__PROBLEM STATEMENT__. Run through the data and copy out every line that mentions the word "this".

__Website and app data records__.
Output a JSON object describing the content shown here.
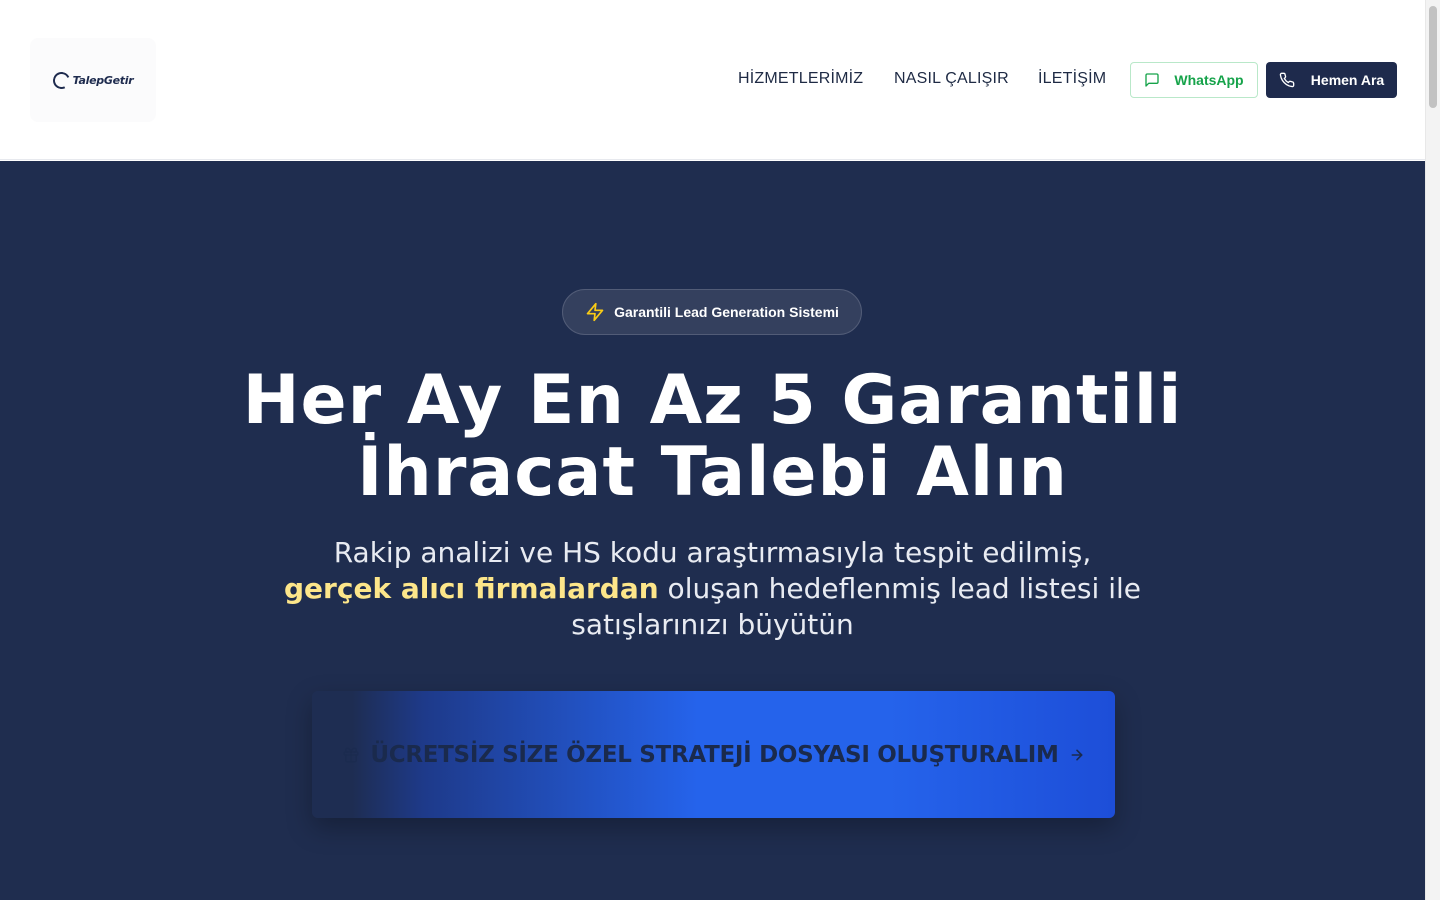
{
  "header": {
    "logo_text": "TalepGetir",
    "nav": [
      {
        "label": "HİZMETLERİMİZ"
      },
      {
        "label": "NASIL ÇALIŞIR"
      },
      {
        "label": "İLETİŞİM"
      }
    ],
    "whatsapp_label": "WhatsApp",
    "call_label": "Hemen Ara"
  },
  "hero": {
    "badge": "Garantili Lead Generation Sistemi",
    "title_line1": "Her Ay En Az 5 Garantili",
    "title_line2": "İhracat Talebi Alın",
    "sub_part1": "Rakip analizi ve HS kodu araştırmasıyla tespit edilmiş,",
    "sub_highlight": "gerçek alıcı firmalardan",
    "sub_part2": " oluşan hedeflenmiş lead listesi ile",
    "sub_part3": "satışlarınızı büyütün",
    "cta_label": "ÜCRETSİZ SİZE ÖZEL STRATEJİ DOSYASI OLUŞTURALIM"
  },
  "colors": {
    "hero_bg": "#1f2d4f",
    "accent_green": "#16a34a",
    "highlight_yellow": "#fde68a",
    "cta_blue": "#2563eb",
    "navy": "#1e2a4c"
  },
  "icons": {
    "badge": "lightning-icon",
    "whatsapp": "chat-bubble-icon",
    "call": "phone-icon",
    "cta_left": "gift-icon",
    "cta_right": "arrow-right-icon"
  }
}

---

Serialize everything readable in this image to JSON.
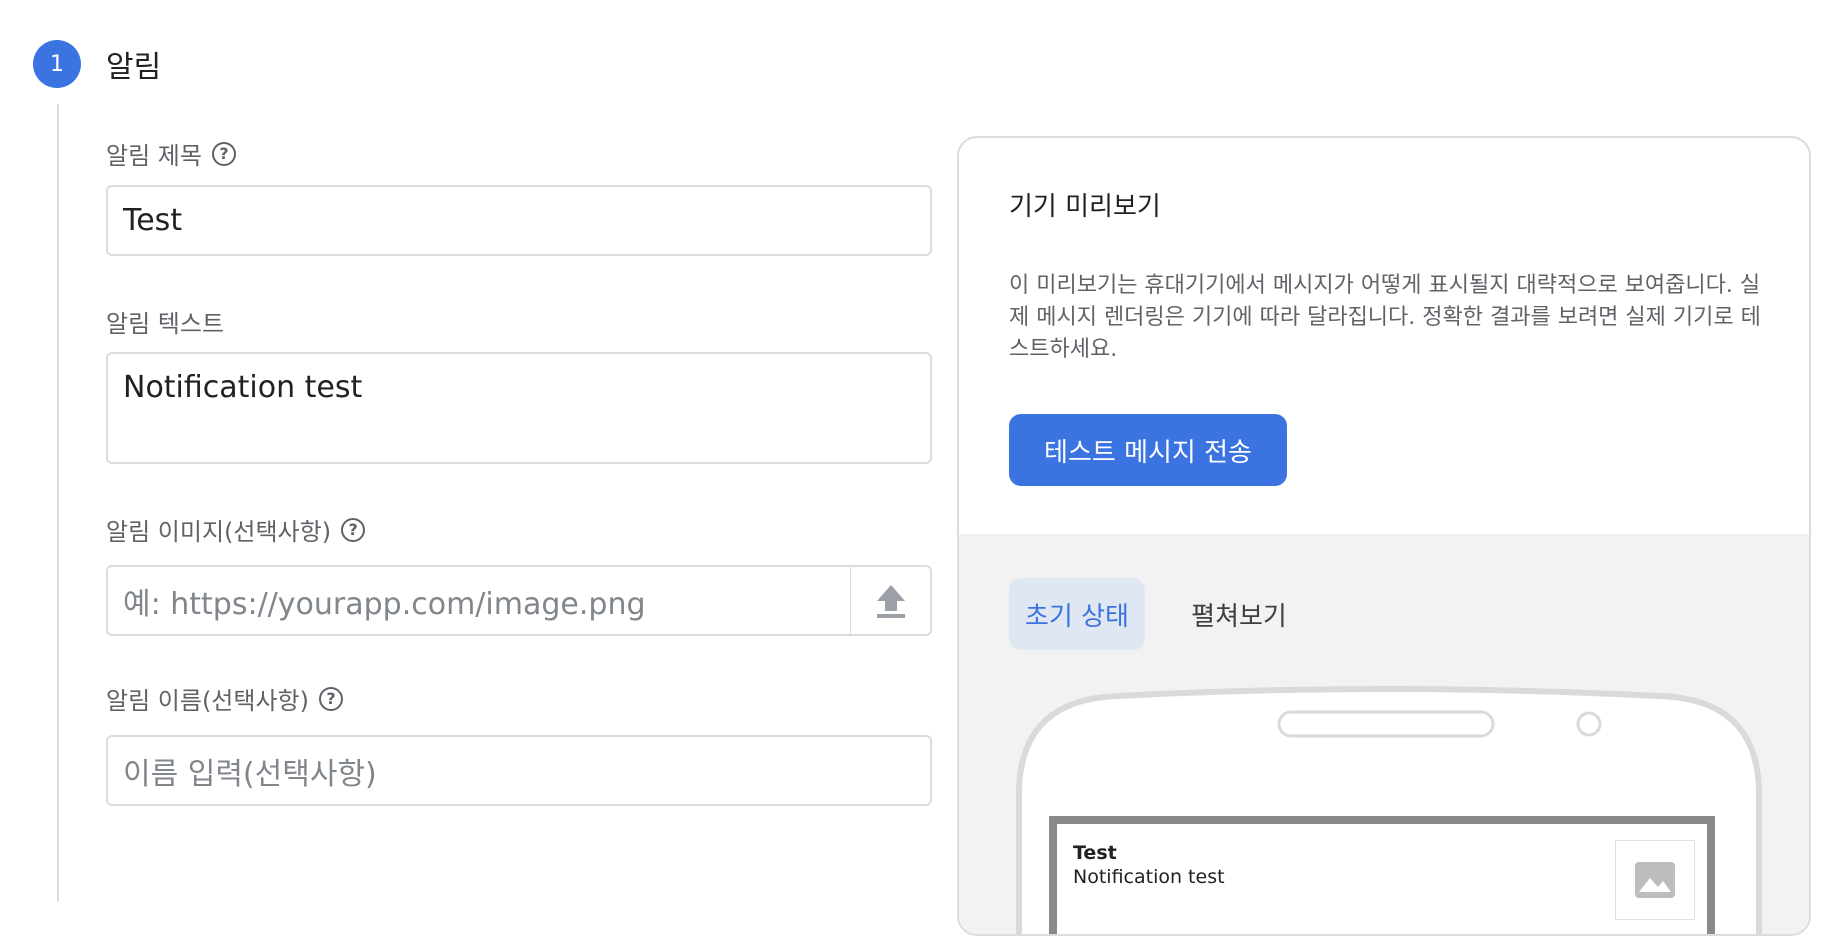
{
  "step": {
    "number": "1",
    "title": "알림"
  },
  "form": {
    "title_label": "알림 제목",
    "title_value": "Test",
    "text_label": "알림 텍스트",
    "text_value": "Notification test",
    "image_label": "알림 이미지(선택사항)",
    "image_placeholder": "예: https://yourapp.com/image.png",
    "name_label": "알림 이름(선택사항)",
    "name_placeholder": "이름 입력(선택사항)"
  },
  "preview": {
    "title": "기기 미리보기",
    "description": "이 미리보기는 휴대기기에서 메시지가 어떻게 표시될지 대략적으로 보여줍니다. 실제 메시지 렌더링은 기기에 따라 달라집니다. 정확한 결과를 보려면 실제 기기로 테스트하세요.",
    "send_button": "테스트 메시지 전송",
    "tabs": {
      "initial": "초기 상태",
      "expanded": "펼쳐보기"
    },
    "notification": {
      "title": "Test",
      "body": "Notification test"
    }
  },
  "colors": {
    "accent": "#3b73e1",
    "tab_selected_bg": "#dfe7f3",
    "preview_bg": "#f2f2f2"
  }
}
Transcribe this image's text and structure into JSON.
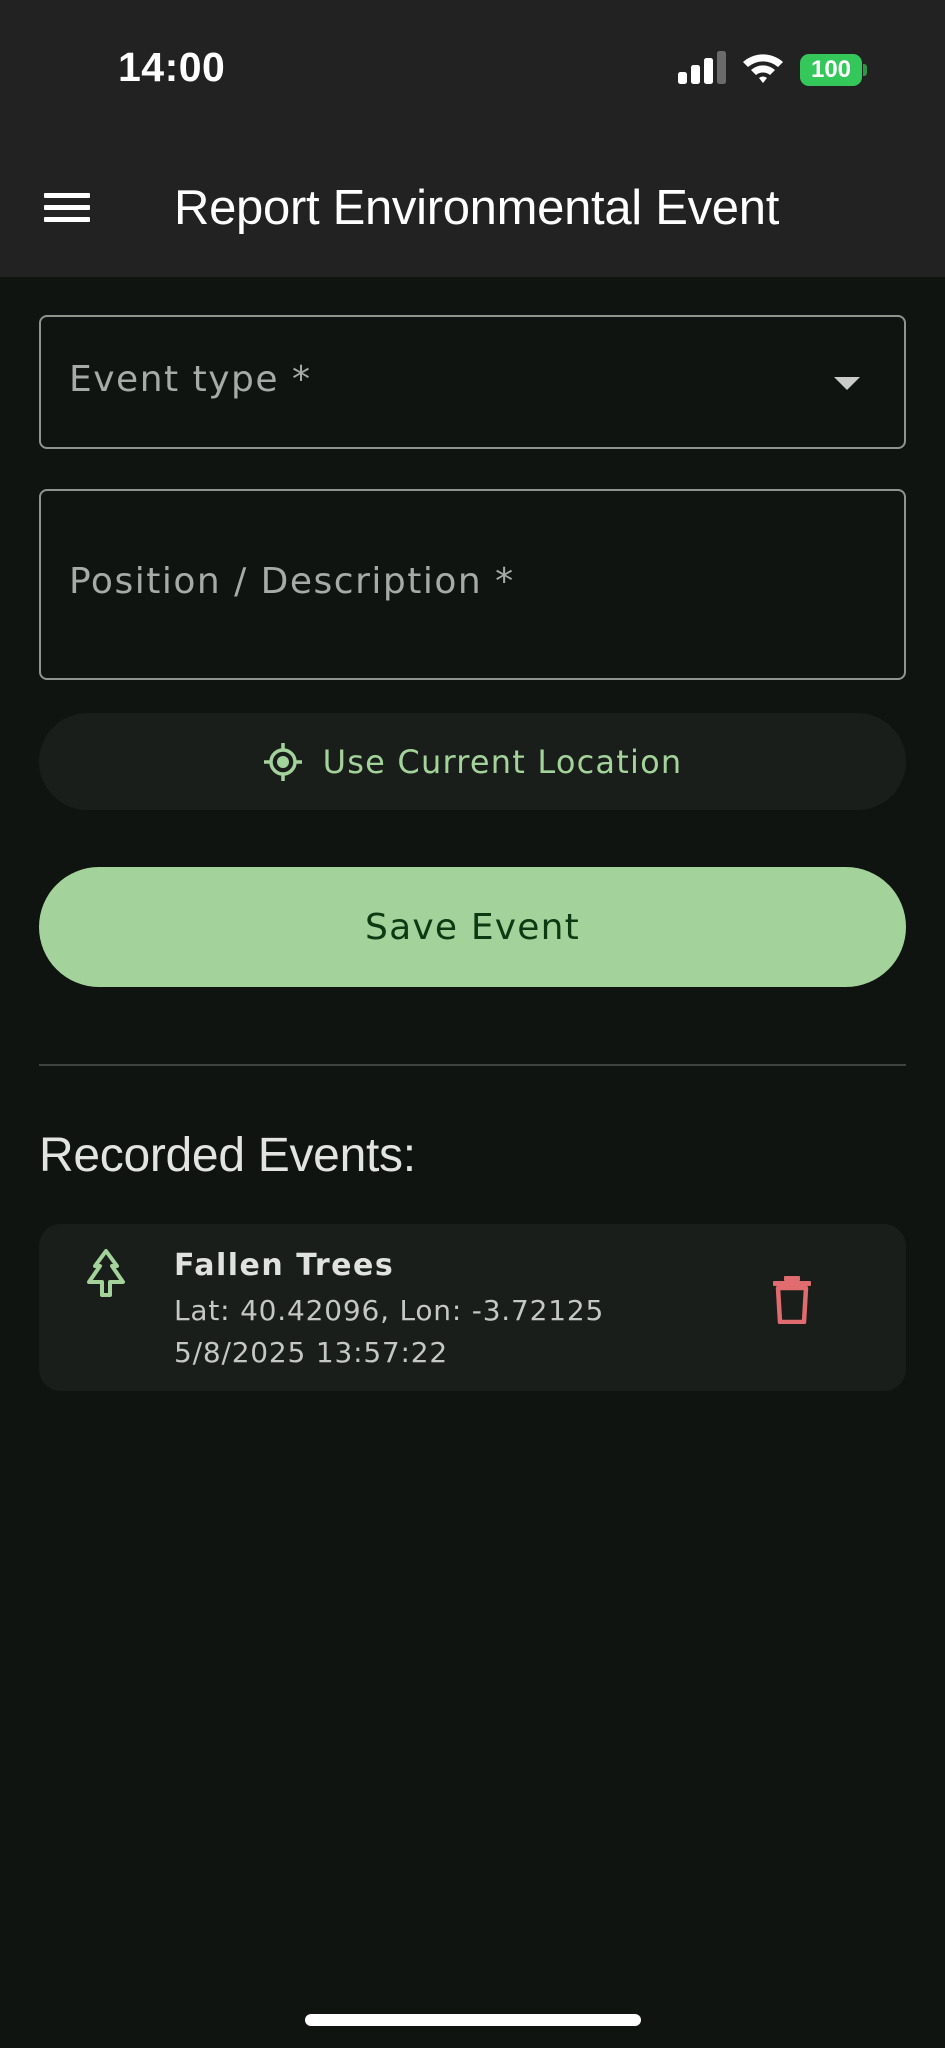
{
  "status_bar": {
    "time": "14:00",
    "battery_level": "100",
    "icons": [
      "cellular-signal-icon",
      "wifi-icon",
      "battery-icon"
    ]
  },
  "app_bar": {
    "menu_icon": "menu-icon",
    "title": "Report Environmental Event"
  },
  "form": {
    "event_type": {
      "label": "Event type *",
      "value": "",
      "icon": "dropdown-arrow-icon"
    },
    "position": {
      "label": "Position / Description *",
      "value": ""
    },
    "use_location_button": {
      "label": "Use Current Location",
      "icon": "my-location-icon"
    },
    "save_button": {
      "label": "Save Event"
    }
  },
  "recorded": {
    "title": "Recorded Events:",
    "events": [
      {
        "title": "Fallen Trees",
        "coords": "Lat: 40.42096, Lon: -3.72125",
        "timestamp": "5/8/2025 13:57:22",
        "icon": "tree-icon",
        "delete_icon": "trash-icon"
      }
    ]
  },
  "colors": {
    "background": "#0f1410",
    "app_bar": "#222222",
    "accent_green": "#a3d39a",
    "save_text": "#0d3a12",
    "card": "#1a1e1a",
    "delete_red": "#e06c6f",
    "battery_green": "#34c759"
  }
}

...

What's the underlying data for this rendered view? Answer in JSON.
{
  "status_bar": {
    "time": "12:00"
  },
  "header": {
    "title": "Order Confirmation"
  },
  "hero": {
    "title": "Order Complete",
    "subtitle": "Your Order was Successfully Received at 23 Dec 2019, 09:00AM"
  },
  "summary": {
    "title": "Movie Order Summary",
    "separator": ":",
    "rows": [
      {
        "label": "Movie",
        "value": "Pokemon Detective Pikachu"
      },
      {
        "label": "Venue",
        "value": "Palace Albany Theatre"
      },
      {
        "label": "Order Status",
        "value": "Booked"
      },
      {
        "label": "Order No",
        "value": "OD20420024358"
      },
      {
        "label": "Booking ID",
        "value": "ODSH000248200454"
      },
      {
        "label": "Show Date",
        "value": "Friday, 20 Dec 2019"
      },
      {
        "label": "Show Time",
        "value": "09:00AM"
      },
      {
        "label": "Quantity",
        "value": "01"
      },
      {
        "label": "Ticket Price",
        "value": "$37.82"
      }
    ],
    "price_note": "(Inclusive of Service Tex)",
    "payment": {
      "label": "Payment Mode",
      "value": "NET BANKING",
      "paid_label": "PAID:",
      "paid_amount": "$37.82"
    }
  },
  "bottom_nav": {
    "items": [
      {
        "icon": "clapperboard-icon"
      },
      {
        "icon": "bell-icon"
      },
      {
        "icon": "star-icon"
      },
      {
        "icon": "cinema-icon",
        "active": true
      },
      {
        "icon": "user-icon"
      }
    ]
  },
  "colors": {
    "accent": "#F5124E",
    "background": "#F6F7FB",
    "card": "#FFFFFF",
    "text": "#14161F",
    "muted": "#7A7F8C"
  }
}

__COMPLETED EXERCISE__.
Serialize everything readable in this image to JSON.
Transcribe this image's text and structure into JSON.
What's the underlying data for this rendered view? Answer in JSON.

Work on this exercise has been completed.